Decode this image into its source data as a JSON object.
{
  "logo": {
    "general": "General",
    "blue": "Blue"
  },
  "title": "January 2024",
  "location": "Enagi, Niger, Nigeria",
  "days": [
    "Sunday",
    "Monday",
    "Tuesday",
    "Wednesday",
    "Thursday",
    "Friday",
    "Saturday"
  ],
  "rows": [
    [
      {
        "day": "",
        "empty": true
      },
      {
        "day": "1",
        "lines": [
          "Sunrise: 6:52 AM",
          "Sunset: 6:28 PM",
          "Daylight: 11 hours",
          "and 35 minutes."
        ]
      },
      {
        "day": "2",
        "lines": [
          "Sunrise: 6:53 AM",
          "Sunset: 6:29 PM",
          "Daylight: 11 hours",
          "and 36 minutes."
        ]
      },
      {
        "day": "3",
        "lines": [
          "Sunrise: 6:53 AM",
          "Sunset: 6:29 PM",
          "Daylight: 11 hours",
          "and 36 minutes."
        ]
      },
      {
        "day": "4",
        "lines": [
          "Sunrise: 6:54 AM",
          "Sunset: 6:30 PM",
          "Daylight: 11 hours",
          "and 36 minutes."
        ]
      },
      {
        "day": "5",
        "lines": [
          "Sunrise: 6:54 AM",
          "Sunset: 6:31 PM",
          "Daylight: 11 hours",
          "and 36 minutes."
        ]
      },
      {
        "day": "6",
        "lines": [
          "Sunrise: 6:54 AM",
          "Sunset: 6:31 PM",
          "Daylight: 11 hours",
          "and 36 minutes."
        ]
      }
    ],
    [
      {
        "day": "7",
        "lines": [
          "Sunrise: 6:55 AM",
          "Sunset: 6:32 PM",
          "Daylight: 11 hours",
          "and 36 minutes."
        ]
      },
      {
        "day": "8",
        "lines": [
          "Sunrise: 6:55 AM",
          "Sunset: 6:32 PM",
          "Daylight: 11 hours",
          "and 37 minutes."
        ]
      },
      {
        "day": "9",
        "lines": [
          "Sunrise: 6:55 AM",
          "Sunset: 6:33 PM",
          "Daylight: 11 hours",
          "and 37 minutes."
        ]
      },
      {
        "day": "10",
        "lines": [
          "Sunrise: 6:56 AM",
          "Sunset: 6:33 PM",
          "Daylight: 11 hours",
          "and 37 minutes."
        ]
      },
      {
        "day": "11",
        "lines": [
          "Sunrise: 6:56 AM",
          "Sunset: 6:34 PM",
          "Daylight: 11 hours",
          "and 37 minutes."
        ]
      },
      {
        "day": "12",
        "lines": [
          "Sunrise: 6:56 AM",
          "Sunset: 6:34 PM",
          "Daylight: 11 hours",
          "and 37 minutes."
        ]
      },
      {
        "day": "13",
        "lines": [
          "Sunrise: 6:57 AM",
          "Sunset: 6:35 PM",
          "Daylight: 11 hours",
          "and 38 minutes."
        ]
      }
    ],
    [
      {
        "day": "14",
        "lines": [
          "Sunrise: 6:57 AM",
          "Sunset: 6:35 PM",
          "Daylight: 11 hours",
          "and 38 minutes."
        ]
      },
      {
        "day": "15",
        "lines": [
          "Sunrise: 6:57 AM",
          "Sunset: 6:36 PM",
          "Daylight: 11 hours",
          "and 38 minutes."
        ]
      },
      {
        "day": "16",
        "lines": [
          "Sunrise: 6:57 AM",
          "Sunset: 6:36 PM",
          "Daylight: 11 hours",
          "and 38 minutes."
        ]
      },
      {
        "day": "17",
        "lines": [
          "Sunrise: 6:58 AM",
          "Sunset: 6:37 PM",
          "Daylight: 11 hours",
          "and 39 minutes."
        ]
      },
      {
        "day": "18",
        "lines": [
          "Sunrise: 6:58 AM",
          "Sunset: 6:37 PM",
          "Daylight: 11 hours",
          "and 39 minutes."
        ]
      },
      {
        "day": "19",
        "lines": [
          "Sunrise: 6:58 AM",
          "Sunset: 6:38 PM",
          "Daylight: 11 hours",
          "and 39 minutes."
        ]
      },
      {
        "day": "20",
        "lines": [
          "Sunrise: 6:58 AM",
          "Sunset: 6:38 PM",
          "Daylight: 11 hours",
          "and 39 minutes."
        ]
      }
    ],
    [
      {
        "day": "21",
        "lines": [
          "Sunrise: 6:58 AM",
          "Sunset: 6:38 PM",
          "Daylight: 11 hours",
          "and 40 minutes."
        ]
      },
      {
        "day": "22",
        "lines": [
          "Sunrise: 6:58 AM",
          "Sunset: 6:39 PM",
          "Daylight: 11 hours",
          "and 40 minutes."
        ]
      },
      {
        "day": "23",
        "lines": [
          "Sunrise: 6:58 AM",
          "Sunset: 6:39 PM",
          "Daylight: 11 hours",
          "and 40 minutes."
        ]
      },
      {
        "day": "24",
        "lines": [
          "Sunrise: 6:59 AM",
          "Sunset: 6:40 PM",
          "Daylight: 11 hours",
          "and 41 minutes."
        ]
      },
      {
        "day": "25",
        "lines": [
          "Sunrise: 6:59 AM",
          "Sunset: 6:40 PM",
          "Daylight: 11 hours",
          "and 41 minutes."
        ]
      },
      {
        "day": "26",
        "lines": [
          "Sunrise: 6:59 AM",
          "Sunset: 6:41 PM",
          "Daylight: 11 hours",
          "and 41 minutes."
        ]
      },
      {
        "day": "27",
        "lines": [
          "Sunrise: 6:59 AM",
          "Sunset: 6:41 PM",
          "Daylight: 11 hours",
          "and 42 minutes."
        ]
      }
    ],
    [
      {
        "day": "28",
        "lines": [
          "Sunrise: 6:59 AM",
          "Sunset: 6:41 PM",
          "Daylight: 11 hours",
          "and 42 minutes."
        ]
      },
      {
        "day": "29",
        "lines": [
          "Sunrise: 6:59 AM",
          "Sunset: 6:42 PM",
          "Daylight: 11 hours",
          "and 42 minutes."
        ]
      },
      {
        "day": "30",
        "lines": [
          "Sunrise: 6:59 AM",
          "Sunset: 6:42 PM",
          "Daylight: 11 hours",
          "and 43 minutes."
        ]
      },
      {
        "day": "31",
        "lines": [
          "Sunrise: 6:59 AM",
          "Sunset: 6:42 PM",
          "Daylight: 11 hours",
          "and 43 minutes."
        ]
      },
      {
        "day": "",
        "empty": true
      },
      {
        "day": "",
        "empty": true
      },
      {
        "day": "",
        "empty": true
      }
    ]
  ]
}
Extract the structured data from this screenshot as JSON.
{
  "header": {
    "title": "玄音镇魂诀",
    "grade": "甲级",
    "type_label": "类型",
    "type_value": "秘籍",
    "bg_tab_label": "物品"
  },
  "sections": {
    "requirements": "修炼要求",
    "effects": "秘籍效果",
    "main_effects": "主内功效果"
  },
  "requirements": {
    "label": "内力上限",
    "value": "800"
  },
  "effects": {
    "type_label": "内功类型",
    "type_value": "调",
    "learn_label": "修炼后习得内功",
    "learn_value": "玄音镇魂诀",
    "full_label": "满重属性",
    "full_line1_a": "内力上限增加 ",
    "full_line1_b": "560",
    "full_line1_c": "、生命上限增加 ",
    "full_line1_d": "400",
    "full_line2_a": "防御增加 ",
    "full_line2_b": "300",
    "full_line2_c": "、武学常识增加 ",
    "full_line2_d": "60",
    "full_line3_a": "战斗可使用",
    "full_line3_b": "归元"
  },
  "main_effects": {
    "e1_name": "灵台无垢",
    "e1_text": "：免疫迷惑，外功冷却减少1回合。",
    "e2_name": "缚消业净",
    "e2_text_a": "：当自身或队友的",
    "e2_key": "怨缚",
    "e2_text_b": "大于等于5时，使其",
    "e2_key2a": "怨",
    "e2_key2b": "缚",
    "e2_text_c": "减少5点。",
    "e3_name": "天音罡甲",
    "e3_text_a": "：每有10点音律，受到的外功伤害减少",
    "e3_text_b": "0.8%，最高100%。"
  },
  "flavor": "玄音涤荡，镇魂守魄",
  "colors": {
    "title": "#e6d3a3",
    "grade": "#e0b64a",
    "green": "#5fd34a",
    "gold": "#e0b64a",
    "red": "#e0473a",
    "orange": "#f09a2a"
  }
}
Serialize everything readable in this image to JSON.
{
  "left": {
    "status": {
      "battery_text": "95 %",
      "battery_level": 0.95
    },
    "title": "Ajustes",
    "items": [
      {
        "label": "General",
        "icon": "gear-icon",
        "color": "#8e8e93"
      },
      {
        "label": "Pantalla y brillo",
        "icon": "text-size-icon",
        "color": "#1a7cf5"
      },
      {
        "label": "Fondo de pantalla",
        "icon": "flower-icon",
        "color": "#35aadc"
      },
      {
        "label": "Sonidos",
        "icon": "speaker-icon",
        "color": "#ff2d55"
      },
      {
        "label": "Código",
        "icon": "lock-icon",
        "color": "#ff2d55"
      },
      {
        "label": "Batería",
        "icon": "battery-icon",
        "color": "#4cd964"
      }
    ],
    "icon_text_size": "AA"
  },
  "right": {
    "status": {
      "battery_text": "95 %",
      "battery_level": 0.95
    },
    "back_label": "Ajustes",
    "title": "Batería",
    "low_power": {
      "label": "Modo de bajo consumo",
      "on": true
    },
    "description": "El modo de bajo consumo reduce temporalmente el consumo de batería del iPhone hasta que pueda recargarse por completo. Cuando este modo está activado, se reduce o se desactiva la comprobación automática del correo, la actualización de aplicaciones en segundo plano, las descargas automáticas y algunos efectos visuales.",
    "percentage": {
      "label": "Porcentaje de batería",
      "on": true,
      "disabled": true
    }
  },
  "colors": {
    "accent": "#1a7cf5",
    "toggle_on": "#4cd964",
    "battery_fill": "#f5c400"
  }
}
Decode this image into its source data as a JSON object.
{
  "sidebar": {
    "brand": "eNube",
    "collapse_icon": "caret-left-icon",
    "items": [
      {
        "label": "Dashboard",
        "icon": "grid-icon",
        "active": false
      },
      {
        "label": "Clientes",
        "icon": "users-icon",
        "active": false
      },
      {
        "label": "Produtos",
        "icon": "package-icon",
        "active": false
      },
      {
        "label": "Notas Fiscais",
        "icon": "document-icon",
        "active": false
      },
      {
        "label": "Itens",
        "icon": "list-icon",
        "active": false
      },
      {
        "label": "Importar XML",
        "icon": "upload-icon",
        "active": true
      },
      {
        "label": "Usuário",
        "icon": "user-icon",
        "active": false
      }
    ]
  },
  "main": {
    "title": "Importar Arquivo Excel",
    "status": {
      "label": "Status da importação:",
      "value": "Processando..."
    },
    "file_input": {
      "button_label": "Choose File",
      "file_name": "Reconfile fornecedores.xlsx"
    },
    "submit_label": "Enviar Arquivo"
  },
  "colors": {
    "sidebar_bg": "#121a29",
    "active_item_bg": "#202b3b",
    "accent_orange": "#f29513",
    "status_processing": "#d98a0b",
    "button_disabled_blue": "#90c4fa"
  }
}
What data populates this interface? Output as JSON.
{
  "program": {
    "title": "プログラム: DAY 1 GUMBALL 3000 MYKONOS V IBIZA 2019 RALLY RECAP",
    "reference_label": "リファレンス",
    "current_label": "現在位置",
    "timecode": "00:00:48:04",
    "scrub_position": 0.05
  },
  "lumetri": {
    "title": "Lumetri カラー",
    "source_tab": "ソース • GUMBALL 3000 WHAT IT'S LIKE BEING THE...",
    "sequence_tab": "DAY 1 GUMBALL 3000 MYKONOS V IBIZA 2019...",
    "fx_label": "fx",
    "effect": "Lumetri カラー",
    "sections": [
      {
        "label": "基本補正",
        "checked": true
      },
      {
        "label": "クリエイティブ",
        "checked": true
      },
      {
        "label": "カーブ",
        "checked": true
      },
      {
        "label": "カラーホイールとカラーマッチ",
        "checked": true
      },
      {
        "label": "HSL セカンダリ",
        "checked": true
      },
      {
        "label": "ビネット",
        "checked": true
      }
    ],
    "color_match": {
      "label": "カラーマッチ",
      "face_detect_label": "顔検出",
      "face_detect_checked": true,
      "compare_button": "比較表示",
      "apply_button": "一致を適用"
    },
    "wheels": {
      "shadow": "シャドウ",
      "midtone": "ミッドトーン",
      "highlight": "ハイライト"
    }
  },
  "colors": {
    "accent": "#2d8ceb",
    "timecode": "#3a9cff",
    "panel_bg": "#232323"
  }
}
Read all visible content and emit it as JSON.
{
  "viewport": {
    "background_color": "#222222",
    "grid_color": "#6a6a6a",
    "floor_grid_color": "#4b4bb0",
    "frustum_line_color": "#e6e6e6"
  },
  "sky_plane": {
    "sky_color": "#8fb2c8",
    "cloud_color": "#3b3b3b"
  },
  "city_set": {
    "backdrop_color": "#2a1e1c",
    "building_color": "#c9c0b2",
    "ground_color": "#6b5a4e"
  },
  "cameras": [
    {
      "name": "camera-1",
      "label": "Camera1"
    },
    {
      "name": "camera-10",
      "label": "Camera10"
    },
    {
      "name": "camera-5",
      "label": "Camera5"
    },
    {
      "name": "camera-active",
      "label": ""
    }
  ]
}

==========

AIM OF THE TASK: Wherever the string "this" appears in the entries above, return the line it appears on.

ANSWER BOX:
Decode this image into its source data as a JSON object.
Extract the structured data from this screenshot as JSON.
Serialize everything readable in this image to JSON.
Decode this image into its source data as a JSON object.
What data populates this interface? Output as JSON.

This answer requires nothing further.